(Material for this task Opens)

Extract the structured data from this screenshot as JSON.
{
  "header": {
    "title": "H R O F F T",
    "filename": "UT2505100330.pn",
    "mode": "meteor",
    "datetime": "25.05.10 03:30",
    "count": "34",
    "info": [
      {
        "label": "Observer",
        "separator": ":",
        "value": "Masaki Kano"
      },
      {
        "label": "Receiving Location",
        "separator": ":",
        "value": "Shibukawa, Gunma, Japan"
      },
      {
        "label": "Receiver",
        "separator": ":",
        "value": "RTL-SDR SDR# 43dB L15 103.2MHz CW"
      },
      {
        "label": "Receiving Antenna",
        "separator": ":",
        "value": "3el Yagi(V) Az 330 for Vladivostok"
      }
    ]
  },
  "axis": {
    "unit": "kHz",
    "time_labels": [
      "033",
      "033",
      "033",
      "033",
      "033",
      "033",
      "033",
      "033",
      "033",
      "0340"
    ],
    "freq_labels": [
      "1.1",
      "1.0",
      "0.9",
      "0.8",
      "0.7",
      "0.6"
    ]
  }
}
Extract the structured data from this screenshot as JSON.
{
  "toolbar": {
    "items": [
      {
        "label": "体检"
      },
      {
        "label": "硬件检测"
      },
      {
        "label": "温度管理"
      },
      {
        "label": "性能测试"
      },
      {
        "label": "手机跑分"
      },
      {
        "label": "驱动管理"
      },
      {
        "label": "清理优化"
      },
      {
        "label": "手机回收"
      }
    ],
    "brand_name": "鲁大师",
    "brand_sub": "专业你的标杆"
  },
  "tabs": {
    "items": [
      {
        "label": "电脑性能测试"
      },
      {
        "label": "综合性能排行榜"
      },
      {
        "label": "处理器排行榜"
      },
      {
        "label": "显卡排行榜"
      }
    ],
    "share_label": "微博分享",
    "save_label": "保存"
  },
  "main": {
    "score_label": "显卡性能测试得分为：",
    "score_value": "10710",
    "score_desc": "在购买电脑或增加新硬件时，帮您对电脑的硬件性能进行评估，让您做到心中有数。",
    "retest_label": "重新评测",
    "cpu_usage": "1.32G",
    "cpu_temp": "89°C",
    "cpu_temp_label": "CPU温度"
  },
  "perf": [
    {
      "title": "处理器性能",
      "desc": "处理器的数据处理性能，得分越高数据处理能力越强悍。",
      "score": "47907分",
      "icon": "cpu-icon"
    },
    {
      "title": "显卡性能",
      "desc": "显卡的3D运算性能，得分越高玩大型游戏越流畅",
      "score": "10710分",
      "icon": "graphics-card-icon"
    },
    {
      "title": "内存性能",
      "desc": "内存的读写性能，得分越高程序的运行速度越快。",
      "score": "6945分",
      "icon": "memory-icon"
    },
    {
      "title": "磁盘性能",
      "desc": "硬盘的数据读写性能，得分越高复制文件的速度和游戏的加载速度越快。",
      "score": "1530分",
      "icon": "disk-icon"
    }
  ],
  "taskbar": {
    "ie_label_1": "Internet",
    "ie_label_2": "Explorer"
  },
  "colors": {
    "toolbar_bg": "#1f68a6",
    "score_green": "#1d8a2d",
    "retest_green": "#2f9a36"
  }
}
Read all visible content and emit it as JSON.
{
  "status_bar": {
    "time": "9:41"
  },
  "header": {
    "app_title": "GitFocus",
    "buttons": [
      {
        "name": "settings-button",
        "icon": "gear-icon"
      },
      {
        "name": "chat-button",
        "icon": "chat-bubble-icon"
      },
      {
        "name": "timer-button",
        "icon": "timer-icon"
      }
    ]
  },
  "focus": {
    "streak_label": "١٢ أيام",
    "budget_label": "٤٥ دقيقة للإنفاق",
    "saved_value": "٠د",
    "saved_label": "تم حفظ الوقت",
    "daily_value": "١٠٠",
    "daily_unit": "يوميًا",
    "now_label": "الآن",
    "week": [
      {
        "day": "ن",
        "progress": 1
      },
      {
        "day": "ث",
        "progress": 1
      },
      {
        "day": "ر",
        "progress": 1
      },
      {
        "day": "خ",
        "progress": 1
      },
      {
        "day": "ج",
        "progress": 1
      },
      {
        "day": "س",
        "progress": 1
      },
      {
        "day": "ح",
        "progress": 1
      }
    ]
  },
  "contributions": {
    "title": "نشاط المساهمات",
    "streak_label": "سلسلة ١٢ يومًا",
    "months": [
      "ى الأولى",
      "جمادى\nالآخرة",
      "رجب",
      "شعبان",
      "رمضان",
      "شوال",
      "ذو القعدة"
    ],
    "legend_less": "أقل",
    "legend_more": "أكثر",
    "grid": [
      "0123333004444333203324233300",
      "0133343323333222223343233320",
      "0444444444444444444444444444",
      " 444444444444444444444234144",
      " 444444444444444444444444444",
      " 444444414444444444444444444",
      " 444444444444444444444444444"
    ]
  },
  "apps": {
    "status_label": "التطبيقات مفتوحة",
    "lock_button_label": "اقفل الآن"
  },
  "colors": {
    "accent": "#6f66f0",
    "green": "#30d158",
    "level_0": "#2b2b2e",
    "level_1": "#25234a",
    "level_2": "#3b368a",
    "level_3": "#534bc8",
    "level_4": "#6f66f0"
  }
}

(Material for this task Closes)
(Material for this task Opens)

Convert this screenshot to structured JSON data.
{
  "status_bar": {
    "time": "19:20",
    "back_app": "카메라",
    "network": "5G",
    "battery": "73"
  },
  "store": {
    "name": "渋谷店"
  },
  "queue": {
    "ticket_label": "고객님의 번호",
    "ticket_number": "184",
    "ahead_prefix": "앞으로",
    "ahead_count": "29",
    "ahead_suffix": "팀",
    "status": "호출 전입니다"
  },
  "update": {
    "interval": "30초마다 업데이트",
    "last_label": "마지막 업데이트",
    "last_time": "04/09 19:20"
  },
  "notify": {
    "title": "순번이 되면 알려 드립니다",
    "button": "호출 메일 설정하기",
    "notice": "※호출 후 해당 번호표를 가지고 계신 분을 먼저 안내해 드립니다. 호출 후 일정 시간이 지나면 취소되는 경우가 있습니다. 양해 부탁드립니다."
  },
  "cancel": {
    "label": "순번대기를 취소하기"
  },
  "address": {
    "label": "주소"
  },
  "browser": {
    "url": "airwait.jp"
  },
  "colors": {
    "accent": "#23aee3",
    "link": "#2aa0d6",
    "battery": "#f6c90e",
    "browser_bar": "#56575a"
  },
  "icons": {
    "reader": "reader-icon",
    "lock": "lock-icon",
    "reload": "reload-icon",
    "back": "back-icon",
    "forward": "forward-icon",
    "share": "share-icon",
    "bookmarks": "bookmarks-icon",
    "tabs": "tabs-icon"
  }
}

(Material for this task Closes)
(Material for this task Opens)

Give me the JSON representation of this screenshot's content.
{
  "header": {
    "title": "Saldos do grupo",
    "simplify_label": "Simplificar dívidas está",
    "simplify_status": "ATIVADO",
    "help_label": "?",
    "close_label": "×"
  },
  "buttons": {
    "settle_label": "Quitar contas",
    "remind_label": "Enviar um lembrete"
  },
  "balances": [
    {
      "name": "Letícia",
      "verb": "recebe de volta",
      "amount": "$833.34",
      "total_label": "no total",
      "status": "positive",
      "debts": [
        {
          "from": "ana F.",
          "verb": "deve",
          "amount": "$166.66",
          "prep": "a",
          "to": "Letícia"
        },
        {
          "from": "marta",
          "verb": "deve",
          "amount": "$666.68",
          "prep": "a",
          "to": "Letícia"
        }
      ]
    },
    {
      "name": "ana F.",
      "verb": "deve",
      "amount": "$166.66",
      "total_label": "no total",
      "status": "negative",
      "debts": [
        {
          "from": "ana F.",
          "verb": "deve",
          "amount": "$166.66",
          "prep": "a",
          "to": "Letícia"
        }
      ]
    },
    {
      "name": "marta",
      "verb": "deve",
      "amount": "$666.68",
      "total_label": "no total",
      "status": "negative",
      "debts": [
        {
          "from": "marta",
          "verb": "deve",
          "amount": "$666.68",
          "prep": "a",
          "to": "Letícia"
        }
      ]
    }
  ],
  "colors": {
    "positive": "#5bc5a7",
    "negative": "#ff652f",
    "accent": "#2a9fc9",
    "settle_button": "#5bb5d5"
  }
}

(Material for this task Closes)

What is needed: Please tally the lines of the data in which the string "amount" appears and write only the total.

Response for this exercise: 7